All organizations applying to receive Federal assistance must have a Dun & Bradstreet Number (DUNS), a CCR (NCAGE) number, and an active account with the System for Award Management (SAM.gov) before an award can be made.

  

Dun &Bradstreet DUNS – A DUNS number may be acquired at no cost by calling the dedicated toll-free DUNS number request line at 1-866-705-5711 or requesting on-line at www.dnb.com.

The DUNS number is a nine-digit number established and assigned by Dun and Bradstreet, Inc.

(D&B) to uniquely identify business entities.  All organizations applying for U.S. government grant funds must have a DUNS number.  To obtain a DUNS number, please follow the steps below:

  1. Go to http://fedgov.dnb.com/webform/pages/CCRSearch.jsp.
  2. Select the country where your organization is physically located.  Complete

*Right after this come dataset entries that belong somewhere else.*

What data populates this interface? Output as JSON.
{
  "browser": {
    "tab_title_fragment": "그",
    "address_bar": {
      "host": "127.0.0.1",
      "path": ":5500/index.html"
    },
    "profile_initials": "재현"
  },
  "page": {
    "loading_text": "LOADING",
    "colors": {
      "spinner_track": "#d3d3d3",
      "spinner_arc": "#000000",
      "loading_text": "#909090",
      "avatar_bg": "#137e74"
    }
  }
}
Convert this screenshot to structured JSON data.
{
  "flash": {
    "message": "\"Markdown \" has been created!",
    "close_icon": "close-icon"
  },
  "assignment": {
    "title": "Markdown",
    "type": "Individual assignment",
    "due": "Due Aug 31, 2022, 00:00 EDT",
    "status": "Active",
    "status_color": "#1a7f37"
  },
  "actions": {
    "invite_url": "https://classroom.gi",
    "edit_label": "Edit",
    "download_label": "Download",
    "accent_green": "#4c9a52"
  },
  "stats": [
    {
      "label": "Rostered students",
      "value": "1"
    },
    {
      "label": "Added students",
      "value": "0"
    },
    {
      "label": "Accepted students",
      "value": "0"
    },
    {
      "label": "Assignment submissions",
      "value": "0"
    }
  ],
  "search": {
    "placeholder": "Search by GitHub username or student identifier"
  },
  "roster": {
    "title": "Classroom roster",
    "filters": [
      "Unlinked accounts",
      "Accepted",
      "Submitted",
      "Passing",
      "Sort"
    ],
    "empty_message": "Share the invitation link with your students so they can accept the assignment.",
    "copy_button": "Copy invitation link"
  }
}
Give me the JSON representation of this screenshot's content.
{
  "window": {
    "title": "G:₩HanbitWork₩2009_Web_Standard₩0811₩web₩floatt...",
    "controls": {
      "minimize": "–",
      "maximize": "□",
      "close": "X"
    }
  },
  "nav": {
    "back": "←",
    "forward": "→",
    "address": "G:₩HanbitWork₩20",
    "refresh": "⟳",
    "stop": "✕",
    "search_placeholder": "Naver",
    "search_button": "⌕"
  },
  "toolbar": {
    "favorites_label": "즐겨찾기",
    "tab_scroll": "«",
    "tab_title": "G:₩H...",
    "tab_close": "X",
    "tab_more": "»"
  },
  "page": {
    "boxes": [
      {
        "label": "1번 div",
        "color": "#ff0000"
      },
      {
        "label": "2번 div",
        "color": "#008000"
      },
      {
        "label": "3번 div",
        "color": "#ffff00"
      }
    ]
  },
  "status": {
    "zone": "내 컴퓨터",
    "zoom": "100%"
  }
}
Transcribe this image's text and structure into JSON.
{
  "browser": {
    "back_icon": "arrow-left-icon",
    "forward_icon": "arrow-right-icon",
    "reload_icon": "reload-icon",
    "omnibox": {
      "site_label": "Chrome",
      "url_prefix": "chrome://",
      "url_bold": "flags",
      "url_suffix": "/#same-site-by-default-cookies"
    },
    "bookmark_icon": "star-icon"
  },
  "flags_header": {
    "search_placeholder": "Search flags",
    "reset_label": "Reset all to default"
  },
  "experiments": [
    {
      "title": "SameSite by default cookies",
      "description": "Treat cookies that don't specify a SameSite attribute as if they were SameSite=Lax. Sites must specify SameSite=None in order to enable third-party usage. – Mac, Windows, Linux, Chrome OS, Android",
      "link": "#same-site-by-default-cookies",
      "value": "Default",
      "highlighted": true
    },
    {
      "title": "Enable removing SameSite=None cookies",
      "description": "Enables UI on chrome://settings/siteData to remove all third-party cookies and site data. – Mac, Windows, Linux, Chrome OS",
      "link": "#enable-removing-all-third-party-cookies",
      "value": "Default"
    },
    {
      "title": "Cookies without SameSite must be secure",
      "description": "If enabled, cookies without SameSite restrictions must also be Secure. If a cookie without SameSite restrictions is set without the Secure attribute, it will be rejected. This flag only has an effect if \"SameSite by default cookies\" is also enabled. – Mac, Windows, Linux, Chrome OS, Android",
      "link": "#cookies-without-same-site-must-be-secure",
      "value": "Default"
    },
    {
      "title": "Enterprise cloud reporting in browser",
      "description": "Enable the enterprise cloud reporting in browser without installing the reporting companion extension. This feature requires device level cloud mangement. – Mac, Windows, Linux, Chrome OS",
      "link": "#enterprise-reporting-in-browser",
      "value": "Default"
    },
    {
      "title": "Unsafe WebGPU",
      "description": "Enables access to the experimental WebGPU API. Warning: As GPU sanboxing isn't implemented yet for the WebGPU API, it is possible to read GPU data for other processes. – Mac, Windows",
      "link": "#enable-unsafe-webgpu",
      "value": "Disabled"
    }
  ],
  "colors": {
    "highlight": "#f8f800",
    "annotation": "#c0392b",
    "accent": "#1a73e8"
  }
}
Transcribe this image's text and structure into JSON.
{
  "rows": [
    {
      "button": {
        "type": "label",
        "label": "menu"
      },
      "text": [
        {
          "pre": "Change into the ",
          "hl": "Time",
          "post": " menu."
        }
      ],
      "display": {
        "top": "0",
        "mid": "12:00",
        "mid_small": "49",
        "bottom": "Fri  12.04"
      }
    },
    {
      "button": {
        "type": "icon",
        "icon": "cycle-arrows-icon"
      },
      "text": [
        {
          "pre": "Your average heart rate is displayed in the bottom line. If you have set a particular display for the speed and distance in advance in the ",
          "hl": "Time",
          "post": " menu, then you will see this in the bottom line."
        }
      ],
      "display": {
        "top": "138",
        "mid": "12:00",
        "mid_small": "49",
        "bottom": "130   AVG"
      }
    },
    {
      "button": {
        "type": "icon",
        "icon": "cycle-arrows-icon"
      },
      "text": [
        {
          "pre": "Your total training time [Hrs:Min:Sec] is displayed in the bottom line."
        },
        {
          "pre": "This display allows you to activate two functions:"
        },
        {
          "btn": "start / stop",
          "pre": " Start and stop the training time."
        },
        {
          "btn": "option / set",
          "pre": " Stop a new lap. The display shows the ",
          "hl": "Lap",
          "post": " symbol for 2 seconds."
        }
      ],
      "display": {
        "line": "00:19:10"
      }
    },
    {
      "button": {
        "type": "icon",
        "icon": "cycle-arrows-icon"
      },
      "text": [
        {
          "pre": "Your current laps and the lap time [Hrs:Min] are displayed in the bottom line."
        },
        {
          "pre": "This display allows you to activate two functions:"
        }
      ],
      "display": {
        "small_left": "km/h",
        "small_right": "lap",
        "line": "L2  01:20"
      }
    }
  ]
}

and submit the form.  Organizations will need to provide basic information, including

physical and mailing addresses, name and title of the chief executive, primary Standard

Industrial Code (SIC), and annual revenue.  Typically, organizations can complete this process in one day and have a DUNS number emailed to them.  For technical difficulties in obtaining this number, please contact D&B at: govt@dnb.com.

System for Award Management (SAM) – SAM is a U.S.-government wide registry of vendors doing business with the U.S. federal government and requires annual renewal.  The system centralizes information about grant applicants/recipients, and provides a central location for grant applicants/recipients to change organizational information.  More information about SAM.gov and useful guides for setting-up a new account, updating an existing account, or renewing an expired account can be found at: https://www.statebuy.state.gov/fa/Pages/SAMInfo.aspx

Foreign-based applicants are strongly encouraged to review these guides when creating an account with SAM.gov.  Further, applicants must maintain an active account, with current information, while its application is under consideration for funding.  To keep an active SAM.gov account, Applicants must renew it at least once each year. If an account expires, the

Organization cannot submit a grant application until it is renewed.

To create a new account, please follow the steps below:

  1. Go to http://www.sam.gov.
  2. Select Create User Account, and then select Create an Account on the left-hand side of

the screen under Individual Account Details.  Organizations must have DUNS number

and a CAGE number (US Domestic Organizations) or a NCAGE number (Foreign

Organizations), to create an account.

  1. Complete and submit the online form.  If the applying organization already has the

necessary information on hand (see the SAM User Guide), the online form takes

approximately one hour to complete, depending upon the size and complexity of the

applying entity.  Because of the different steps in the process, it can take anywhere from

three to fourteen days to complete the process of creating an account with the system.

For help with SAM.gov, please visit their support page at: https://www.fsd.gov

or contact them at: (+1) 334-206-7828.

Authority: Overall grant making authority for this program is contained in the Foreign Assistance Act of 1961, Public Law 87-195, as amended.  The purpose of the Act is “to enable the Government of the United States to promote the foreign policy, security, and general welfare of the United States by assisting peoples of the world in their efforts toward economic development and internal and external security, and for other purposes.” The funding authority for the program above is provided through legislation. 

ANTICIPATED TIMELINE 

November 10, 2019:  Application Deadline

December 2019:  Notification of successful applicants begins. 

Additional information:

For additional information or clarification please contact the U.S. Embassy Public Affairs Section program coordinator at +7717702402 and RELO-Nur-Sultan@state.gov